Instead of trying to set things right as soon as possible, the CM has taken the easy way out and blamed the media. Using what can be termed offensive language, he claimed that the media had taken out a supari to finish off his party and also asked for a public trial of the media if it was found to be factually incorrect. From time to time, Mr Kejriwal has also threatened to send the media to jail. This kind of language goes completely against the grain of a party which claims to represent the aam aadmi; indeed it shows an authoritarian and intolerant streak. The people gave AAP a second chance in the hopes that its politicians would understand the bread and butter issues which affect the common man. But, the party seems more focused on its internal problems and trying to apportion blame on others for its own failings. We are yet to see any concrete plan of action to deal with the many problems Delhi faces. After the suicide of a farmer at an AAP rally, the CM quickly sought to blame the police, which are not in his control, belatedly expressing regret for not stopping the rally even after the farmer’s death.

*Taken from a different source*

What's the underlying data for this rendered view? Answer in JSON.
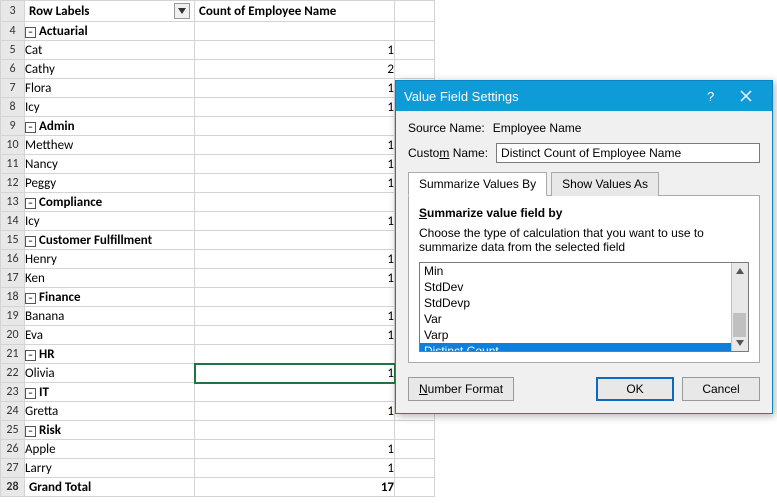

The Delhi government has to co-exist with the LG and the BJP-led central government. The best way forward would be to try and work out mechanisms for cooperation instead of making all differences so public. The LG is on firm ground when he says that all important files have to be routed through him and to pick a fight on this is simply counterproductive. Since this is meant to be a totally transparent government, there should be no problem in him seeing the files. The time for grandstanding is long over. Mr Kejriwal has to get out of protest mode and get down to governance. It may not get him the headlines in the much-reviled media, but it will at least vindicate to some extent the faith that people reposed in his party.